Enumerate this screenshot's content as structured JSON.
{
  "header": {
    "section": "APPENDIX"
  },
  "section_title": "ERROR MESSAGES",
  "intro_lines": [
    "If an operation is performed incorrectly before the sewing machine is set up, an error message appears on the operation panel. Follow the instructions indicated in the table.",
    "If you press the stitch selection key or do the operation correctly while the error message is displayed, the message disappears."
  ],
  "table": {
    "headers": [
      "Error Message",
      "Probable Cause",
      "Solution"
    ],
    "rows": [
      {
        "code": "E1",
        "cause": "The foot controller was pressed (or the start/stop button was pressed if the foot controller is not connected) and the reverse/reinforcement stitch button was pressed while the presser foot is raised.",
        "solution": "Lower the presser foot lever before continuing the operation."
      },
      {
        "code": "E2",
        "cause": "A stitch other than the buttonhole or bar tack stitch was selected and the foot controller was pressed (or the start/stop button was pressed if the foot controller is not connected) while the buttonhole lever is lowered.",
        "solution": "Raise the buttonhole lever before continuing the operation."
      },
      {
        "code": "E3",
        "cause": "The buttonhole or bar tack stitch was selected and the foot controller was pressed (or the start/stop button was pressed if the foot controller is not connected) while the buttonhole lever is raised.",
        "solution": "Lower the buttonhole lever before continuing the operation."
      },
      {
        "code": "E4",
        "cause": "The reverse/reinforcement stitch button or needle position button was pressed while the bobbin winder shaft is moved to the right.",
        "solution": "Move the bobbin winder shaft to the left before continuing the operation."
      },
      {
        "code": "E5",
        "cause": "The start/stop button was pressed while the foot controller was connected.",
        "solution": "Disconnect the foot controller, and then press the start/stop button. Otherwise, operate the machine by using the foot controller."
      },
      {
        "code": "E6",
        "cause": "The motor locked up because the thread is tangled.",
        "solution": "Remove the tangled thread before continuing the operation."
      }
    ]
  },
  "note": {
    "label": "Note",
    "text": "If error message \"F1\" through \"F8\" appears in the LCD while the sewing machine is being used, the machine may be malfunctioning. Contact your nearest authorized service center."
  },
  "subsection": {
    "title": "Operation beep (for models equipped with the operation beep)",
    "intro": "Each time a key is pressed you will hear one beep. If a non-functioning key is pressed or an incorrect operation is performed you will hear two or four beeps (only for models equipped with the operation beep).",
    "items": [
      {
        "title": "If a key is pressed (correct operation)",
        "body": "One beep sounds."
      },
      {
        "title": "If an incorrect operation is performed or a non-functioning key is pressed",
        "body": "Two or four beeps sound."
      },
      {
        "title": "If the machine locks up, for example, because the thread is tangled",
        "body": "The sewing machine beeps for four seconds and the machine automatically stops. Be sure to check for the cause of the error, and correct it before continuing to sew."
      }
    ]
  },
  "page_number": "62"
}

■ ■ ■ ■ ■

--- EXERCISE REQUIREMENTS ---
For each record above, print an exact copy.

--- REPLY TO THE TASK ---
Enumerate this screenshot's content as structured JSON.
{
  "header": {
    "section": "APPENDIX"
  },
  "section_title": "ERROR MESSAGES",
  "intro_lines": [
    "If an operation is performed incorrectly before the sewing machine is set up, an error message appears on the operation panel. Follow the instructions indicated in the table.",
    "If you press the stitch selection key or do the operation correctly while the error message is displayed, the message disappears."
  ],
  "table": {
    "headers": [
      "Error Message",
      "Probable Cause",
      "Solution"
    ],
    "rows": [
      {
        "code": "E1",
        "cause": "The foot controller was pressed (or the start/stop button was pressed if the foot controller is not connected) and the reverse/reinforcement stitch button was pressed while the presser foot is raised.",
        "solution": "Lower the presser foot lever before continuing the operation."
      },
      {
        "code": "E2",
        "cause": "A stitch other than the buttonhole or bar tack stitch was selected and the foot controller was pressed (or the start/stop button was pressed if the foot controller is not connected) while the buttonhole lever is lowered.",
        "solution": "Raise the buttonhole lever before continuing the operation."
      },
      {
        "code": "E3",
        "cause": "The buttonhole or bar tack stitch was selected and the foot controller was pressed (or the start/stop button was pressed if the foot controller is not connected) while the buttonhole lever is raised.",
        "solution": "Lower the buttonhole lever before continuing the operation."
      },
      {
        "code": "E4",
        "cause": "The reverse/reinforcement stitch button or needle position button was pressed while the bobbin winder shaft is moved to the right.",
        "solution": "Move the bobbin winder shaft to the left before continuing the operation."
      },
      {
        "code": "E5",
        "cause": "The start/stop button was pressed while the foot controller was connected.",
        "solution": "Disconnect the foot controller, and then press the start/stop button. Otherwise, operate the machine by using the foot controller."
      },
      {
        "code": "E6",
        "cause": "The motor locked up because the thread is tangled.",
        "solution": "Remove the tangled thread before continuing the operation."
      }
    ]
  },
  "note": {
    "label": "Note",
    "text": "If error message \"F1\" through \"F8\" appears in the LCD while the sewing machine is being used, the machine may be malfunctioning. Contact your nearest authorized service center."
  },
  "subsection": {
    "title": "Operation beep (for models equipped with the operation beep)",
    "intro": "Each time a key is pressed you will hear one beep. If a non-functioning key is pressed or an incorrect operation is performed you will hear two or four beeps (only for models equipped with the operation beep).",
    "items": [
      {
        "title": "If a key is pressed (correct operation)",
        "body": "One beep sounds."
      },
      {
        "title": "If an incorrect operation is performed or a non-functioning key is pressed",
        "body": "Two or four beeps sound."
      },
      {
        "title": "If the machine locks up, for example, because the thread is tangled",
        "body": "The sewing machine beeps for four seconds and the machine automatically stops. Be sure to check for the cause of the error, and correct it before continuing to sew."
      }
    ]
  },
  "page_number": "62"
}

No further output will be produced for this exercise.